## Task to complete:
Once you have read the records below, report how many lines contain the word "title", and give nothing besides that number.

## Data section:
-.-.-

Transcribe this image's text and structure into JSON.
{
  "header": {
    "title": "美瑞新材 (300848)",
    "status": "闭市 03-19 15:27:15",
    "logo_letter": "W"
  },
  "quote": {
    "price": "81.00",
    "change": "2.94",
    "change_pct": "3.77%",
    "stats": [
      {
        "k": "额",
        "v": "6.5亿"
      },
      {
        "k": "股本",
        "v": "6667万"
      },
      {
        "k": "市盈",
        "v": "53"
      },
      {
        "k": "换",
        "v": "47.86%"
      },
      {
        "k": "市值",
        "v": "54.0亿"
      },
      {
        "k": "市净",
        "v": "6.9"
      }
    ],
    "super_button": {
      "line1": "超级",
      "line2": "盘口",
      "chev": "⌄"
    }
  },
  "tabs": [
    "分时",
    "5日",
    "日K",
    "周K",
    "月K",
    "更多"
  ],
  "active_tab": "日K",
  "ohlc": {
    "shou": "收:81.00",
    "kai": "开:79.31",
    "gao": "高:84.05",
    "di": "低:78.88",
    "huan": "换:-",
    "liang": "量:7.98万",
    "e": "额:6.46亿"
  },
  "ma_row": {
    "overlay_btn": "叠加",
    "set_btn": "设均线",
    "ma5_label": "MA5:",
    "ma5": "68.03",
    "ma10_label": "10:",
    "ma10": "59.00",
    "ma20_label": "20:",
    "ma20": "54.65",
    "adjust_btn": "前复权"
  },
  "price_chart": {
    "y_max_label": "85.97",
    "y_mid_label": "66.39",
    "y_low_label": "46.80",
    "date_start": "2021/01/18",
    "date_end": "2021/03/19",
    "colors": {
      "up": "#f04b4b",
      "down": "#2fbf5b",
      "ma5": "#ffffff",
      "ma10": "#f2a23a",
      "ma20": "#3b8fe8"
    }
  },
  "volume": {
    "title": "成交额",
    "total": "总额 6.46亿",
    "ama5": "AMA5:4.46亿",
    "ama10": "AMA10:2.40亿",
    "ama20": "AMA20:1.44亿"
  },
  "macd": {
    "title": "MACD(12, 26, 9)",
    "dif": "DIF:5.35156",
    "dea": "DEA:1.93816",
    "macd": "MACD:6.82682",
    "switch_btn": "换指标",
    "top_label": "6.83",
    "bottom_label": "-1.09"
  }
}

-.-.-

## Expected answer:
3